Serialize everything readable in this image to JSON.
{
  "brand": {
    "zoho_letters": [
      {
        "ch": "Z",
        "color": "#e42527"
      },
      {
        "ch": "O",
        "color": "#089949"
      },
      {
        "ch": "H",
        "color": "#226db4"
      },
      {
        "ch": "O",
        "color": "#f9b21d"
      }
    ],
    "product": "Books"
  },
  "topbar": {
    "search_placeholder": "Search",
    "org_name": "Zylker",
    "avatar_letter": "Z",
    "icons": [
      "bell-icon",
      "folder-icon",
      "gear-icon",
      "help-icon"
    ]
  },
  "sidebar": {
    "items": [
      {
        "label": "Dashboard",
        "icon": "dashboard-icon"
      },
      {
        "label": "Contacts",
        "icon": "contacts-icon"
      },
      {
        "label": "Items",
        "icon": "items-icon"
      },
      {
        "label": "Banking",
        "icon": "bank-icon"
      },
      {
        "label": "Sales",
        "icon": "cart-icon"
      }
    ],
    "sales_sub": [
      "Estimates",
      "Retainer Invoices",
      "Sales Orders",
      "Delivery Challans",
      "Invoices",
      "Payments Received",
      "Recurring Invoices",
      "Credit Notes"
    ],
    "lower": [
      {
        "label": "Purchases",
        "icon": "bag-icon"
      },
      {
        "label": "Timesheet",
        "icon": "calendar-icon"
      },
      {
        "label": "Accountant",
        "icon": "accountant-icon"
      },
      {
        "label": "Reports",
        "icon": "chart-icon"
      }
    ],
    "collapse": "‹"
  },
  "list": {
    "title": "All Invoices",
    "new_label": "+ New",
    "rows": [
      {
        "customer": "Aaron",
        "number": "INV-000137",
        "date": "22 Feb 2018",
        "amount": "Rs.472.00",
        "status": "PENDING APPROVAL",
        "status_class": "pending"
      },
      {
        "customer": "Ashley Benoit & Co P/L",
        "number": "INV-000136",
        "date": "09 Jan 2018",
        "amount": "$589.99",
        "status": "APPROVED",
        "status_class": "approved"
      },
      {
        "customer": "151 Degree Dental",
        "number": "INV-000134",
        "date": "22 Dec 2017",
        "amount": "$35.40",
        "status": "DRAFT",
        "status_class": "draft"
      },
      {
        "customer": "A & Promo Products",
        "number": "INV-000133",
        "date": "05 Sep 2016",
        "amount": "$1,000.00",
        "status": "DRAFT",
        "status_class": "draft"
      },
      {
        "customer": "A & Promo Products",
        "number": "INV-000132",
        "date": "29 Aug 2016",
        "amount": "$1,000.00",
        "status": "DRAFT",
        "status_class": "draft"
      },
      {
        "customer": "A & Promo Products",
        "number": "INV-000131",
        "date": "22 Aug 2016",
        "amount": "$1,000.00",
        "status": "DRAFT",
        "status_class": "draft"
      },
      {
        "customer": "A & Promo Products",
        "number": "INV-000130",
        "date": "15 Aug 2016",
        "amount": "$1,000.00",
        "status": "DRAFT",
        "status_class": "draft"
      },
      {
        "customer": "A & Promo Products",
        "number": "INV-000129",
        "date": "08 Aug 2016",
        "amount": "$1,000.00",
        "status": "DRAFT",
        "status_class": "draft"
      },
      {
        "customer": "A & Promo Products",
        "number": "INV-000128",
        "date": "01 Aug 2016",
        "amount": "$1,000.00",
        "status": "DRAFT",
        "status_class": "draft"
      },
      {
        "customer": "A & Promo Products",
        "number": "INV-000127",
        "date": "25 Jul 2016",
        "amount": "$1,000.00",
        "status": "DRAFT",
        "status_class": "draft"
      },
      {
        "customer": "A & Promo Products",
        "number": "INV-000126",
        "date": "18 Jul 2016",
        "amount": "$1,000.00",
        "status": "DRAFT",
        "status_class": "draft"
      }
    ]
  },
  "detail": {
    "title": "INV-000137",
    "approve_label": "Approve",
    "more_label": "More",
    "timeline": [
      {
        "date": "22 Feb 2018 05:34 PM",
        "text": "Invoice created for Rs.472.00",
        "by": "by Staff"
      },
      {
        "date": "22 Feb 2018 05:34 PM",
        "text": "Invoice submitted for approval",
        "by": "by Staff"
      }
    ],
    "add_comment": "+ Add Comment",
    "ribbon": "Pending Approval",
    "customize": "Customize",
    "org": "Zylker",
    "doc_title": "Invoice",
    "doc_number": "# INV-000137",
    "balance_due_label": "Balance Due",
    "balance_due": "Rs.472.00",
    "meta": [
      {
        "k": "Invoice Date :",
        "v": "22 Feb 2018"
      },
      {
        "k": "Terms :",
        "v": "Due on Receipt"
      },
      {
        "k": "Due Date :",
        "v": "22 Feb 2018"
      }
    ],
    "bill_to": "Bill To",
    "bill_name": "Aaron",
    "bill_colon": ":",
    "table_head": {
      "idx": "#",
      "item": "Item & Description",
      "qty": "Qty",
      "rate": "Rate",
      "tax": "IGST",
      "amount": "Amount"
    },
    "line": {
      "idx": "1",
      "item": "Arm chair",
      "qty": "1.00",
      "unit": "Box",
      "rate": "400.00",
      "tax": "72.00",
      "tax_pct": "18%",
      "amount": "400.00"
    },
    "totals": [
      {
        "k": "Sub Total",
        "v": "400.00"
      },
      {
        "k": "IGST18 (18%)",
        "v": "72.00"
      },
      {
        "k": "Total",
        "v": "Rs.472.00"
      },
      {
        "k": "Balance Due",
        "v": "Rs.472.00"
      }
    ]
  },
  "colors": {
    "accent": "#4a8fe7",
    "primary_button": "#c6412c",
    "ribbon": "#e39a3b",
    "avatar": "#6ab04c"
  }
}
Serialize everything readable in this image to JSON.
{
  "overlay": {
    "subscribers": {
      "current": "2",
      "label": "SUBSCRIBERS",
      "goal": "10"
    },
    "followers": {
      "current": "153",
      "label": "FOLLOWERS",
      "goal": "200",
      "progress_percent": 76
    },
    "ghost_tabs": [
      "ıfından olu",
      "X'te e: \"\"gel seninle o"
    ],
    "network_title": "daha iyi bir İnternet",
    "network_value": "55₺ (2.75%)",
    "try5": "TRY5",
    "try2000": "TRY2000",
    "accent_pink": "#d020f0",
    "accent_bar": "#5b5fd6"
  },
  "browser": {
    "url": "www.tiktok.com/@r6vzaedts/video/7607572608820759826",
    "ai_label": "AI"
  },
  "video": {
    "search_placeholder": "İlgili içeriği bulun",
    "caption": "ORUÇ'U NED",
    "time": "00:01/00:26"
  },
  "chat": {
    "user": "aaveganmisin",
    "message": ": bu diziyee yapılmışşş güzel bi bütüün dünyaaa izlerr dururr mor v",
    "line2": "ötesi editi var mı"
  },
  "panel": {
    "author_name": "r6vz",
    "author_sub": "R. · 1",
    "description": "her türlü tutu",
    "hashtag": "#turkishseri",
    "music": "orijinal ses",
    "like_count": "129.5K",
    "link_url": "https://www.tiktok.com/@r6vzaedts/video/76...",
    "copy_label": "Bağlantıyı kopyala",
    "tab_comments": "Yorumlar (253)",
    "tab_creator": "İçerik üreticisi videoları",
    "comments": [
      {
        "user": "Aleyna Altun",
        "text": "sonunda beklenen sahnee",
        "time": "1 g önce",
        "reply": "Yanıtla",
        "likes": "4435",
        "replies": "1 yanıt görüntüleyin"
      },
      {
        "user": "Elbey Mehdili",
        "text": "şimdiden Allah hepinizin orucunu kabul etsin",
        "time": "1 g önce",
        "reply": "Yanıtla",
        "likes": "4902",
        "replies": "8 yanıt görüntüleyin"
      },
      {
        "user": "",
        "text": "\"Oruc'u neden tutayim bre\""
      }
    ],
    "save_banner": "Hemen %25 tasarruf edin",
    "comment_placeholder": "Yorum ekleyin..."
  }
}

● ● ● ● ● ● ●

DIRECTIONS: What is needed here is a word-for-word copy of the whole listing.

REPLY:
Serialize everything readable in this image to JSON.
{
  "brand": {
    "zoho_letters": [
      {
        "ch": "Z",
        "color": "#e42527"
      },
      {
        "ch": "O",
        "color": "#089949"
      },
      {
        "ch": "H",
        "color": "#226db4"
      },
      {
        "ch": "O",
        "color": "#f9b21d"
      }
    ],
    "product": "Books"
  },
  "topbar": {
    "search_placeholder": "Search",
    "org_name": "Zylker",
    "avatar_letter": "Z",
    "icons": [
      "bell-icon",
      "folder-icon",
      "gear-icon",
      "help-icon"
    ]
  },
  "sidebar": {
    "items": [
      {
        "label": "Dashboard",
        "icon": "dashboard-icon"
      },
      {
        "label": "Contacts",
        "icon": "contacts-icon"
      },
      {
        "label": "Items",
        "icon": "items-icon"
      },
      {
        "label": "Banking",
        "icon": "bank-icon"
      },
      {
        "label": "Sales",
        "icon": "cart-icon"
      }
    ],
    "sales_sub": [
      "Estimates",
      "Retainer Invoices",
      "Sales Orders",
      "Delivery Challans",
      "Invoices",
      "Payments Received",
      "Recurring Invoices",
      "Credit Notes"
    ],
    "lower": [
      {
        "label": "Purchases",
        "icon": "bag-icon"
      },
      {
        "label": "Timesheet",
        "icon": "calendar-icon"
      },
      {
        "label": "Accountant",
        "icon": "accountant-icon"
      },
      {
        "label": "Reports",
        "icon": "chart-icon"
      }
    ],
    "collapse": "‹"
  },
  "list": {
    "title": "All Invoices",
    "new_label": "+ New",
    "rows": [
      {
        "customer": "Aaron",
        "number": "INV-000137",
        "date": "22 Feb 2018",
        "amount": "Rs.472.00",
        "status": "PENDING APPROVAL",
        "status_class": "pending"
      },
      {
        "customer": "Ashley Benoit & Co P/L",
        "number": "INV-000136",
        "date": "09 Jan 2018",
        "amount": "$589.99",
        "status": "APPROVED",
        "status_class": "approved"
      },
      {
        "customer": "151 Degree Dental",
        "number": "INV-000134",
        "date": "22 Dec 2017",
        "amount": "$35.40",
        "status": "DRAFT",
        "status_class": "draft"
      },
      {
        "customer": "A & Promo Products",
        "number": "INV-000133",
        "date": "05 Sep 2016",
        "amount": "$1,000.00",
        "status": "DRAFT",
        "status_class": "draft"
      },
      {
        "customer": "A & Promo Products",
        "number": "INV-000132",
        "date": "29 Aug 2016",
        "amount": "$1,000.00",
        "status": "DRAFT",
        "status_class": "draft"
      },
      {
        "customer": "A & Promo Products",
        "number": "INV-000131",
        "date": "22 Aug 2016",
        "amount": "$1,000.00",
        "status": "DRAFT",
        "status_class": "draft"
      },
      {
        "customer": "A & Promo Products",
        "number": "INV-000130",
        "date": "15 Aug 2016",
        "amount": "$1,000.00",
        "status": "DRAFT",
        "status_class": "draft"
      },
      {
        "customer": "A & Promo Products",
        "number": "INV-000129",
        "date": "08 Aug 2016",
        "amount": "$1,000.00",
        "status": "DRAFT",
        "status_class": "draft"
      },
      {
        "customer": "A & Promo Products",
        "number": "INV-000128",
        "date": "01 Aug 2016",
        "amount": "$1,000.00",
        "status": "DRAFT",
        "status_class": "draft"
      },
      {
        "customer": "A & Promo Products",
        "number": "INV-000127",
        "date": "25 Jul 2016",
        "amount": "$1,000.00",
        "status": "DRAFT",
        "status_class": "draft"
      },
      {
        "customer": "A & Promo Products",
        "number": "INV-000126",
        "date": "18 Jul 2016",
        "amount": "$1,000.00",
        "status": "DRAFT",
        "status_class": "draft"
      }
    ]
  },
  "detail": {
    "title": "INV-000137",
    "approve_label": "Approve",
    "more_label": "More",
    "timeline": [
      {
        "date": "22 Feb 2018 05:34 PM",
        "text": "Invoice created for Rs.472.00",
        "by": "by Staff"
      },
      {
        "date": "22 Feb 2018 05:34 PM",
        "text": "Invoice submitted for approval",
        "by": "by Staff"
      }
    ],
    "add_comment": "+ Add Comment",
    "ribbon": "Pending Approval",
    "customize": "Customize",
    "org": "Zylker",
    "doc_title": "Invoice",
    "doc_number": "# INV-000137",
    "balance_due_label": "Balance Due",
    "balance_due": "Rs.472.00",
    "meta": [
      {
        "k": "Invoice Date :",
        "v": "22 Feb 2018"
      },
      {
        "k": "Terms :",
        "v": "Due on Receipt"
      },
      {
        "k": "Due Date :",
        "v": "22 Feb 2018"
      }
    ],
    "bill_to": "Bill To",
    "bill_name": "Aaron",
    "bill_colon": ":",
    "table_head": {
      "idx": "#",
      "item": "Item & Description",
      "qty": "Qty",
      "rate": "Rate",
      "tax": "IGST",
      "amount": "Amount"
    },
    "line": {
      "idx": "1",
      "item": "Arm chair",
      "qty": "1.00",
      "unit": "Box",
      "rate": "400.00",
      "tax": "72.00",
      "tax_pct": "18%",
      "amount": "400.00"
    },
    "totals": [
      {
        "k": "Sub Total",
        "v": "400.00"
      },
      {
        "k": "IGST18 (18%)",
        "v": "72.00"
      },
      {
        "k": "Total",
        "v": "Rs.472.00"
      },
      {
        "k": "Balance Due",
        "v": "Rs.472.00"
      }
    ]
  },
  "colors": {
    "accent": "#4a8fe7",
    "primary_button": "#c6412c",
    "ribbon": "#e39a3b",
    "avatar": "#6ab04c"
  }
}
Serialize everything readable in this image to JSON.
{
  "overlay": {
    "subscribers": {
      "current": "2",
      "label": "SUBSCRIBERS",
      "goal": "10"
    },
    "followers": {
      "current": "153",
      "label": "FOLLOWERS",
      "goal": "200",
      "progress_percent": 76
    },
    "ghost_tabs": [
      "ıfından olu",
      "X'te e: \"\"gel seninle o"
    ],
    "network_title": "daha iyi bir İnternet",
    "network_value": "55₺ (2.75%)",
    "try5": "TRY5",
    "try2000": "TRY2000",
    "accent_pink": "#d020f0",
    "accent_bar": "#5b5fd6"
  },
  "browser": {
    "url": "www.tiktok.com/@r6vzaedts/video/7607572608820759826",
    "ai_label": "AI"
  },
  "video": {
    "search_placeholder": "İlgili içeriği bulun",
    "caption": "ORUÇ'U NED",
    "time": "00:01/00:26"
  },
  "chat": {
    "user": "aaveganmisin",
    "message": ": bu diziyee yapılmışşş güzel bi bütüün dünyaaa izlerr dururr mor v",
    "line2": "ötesi editi var mı"
  },
  "panel": {
    "author_name": "r6vz",
    "author_sub": "R. · 1",
    "description": "her türlü tutu",
    "hashtag": "#turkishseri",
    "music": "orijinal ses",
    "like_count": "129.5K",
    "link_url": "https://www.tiktok.com/@r6vzaedts/video/76...",
    "copy_label": "Bağlantıyı kopyala",
    "tab_comments": "Yorumlar (253)",
    "tab_creator": "İçerik üreticisi videoları",
    "comments": [
      {
        "user": "Aleyna Altun",
        "text": "sonunda beklenen sahnee",
        "time": "1 g önce",
        "reply": "Yanıtla",
        "likes": "4435",
        "replies": "1 yanıt görüntüleyin"
      },
      {
        "user": "Elbey Mehdili",
        "text": "şimdiden Allah hepinizin orucunu kabul etsin",
        "time": "1 g önce",
        "reply": "Yanıtla",
        "likes": "4902",
        "replies": "8 yanıt görüntüleyin"
      },
      {
        "user": "",
        "text": "\"Oruc'u neden tutayim bre\""
      }
    ],
    "save_banner": "Hemen %25 tasarruf edin",
    "comment_placeholder": "Yorum ekleyin..."
  }
}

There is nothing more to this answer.